* _Problem_
The pictures get dropped, while every remaining part of the listing is copied exactly.

* _Provided data_
_ _ _

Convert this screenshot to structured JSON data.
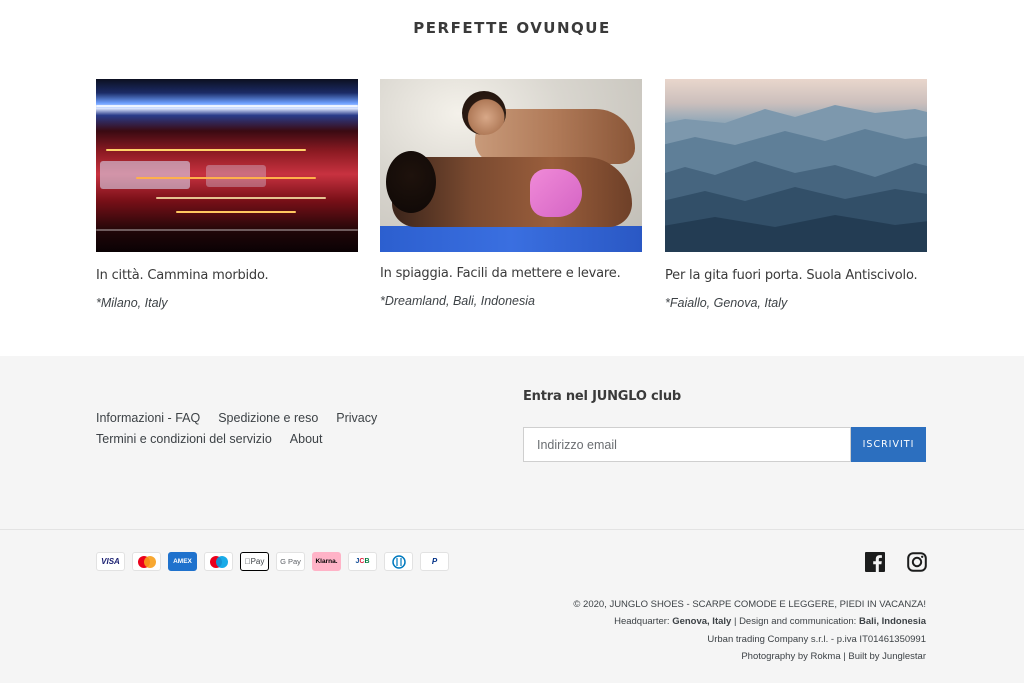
{
  "section_title": "PERFETTE OVUNQUE",
  "cards": [
    {
      "caption": "In città. Cammina morbido.",
      "location": "*Milano, Italy"
    },
    {
      "caption": "In spiaggia. Facili da mettere e levare.",
      "location": "*Dreamland, Bali, Indonesia"
    },
    {
      "caption": "Per la gita fuori porta. Suola Antiscivolo.",
      "location": "*Faiallo, Genova, Italy"
    }
  ],
  "footer": {
    "links": [
      "Informazioni - FAQ",
      "Spedizione e reso",
      "Privacy",
      "Termini e condizioni del servizio",
      "About"
    ],
    "newsletter": {
      "title": "Entra nel JUNGLO club",
      "placeholder": "Indirizzo email",
      "button": "ISCRIVITI"
    },
    "payments": [
      "VISA",
      "Mastercard",
      "AMEX",
      "Maestro",
      "Apple Pay",
      "G Pay",
      "Klarna.",
      "JCB",
      "Diners",
      "PayPal"
    ],
    "payment_text": {
      "visa": "VISA",
      "amex": "AMEX",
      "apple": "Pay",
      "gpay": "G Pay",
      "klarna": "Klarna.",
      "jcb": "JCB",
      "paypal": "P"
    },
    "social": [
      "facebook-icon",
      "instagram-icon"
    ],
    "legal": {
      "copyright": "© 2020, JUNGLO SHOES - SCARPE COMODE E LEGGERE, PIEDI IN VACANZA!",
      "hq_label": "Headquarter: ",
      "hq_value": "Genova, Italy",
      "sep1": " | Design and communication: ",
      "design_value": "Bali, Indonesia",
      "company": "Urban trading Company s.r.l. - p.iva IT01461350991",
      "credits": "Photography by Rokma | Built by Junglestar"
    },
    "colors": {
      "accent": "#2c6fbf",
      "footer_bg": "#f5f5f5",
      "klarna": "#ffb3c7"
    }
  }
}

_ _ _

* _Solution to this task_
Convert this screenshot to structured JSON data.
{
  "section_title": "PERFETTE OVUNQUE",
  "cards": [
    {
      "caption": "In città. Cammina morbido.",
      "location": "*Milano, Italy"
    },
    {
      "caption": "In spiaggia. Facili da mettere e levare.",
      "location": "*Dreamland, Bali, Indonesia"
    },
    {
      "caption": "Per la gita fuori porta. Suola Antiscivolo.",
      "location": "*Faiallo, Genova, Italy"
    }
  ],
  "footer": {
    "links": [
      "Informazioni - FAQ",
      "Spedizione e reso",
      "Privacy",
      "Termini e condizioni del servizio",
      "About"
    ],
    "newsletter": {
      "title": "Entra nel JUNGLO club",
      "placeholder": "Indirizzo email",
      "button": "ISCRIVITI"
    },
    "payments": [
      "VISA",
      "Mastercard",
      "AMEX",
      "Maestro",
      "Apple Pay",
      "G Pay",
      "Klarna.",
      "JCB",
      "Diners",
      "PayPal"
    ],
    "payment_text": {
      "visa": "VISA",
      "amex": "AMEX",
      "apple": "Pay",
      "gpay": "G Pay",
      "klarna": "Klarna.",
      "jcb": "JCB",
      "paypal": "P"
    },
    "social": [
      "facebook-icon",
      "instagram-icon"
    ],
    "legal": {
      "copyright": "© 2020, JUNGLO SHOES - SCARPE COMODE E LEGGERE, PIEDI IN VACANZA!",
      "hq_label": "Headquarter: ",
      "hq_value": "Genova, Italy",
      "sep1": " | Design and communication: ",
      "design_value": "Bali, Indonesia",
      "company": "Urban trading Company s.r.l. - p.iva IT01461350991",
      "credits": "Photography by Rokma | Built by Junglestar"
    },
    "colors": {
      "accent": "#2c6fbf",
      "footer_bg": "#f5f5f5",
      "klarna": "#ffb3c7"
    }
  }
}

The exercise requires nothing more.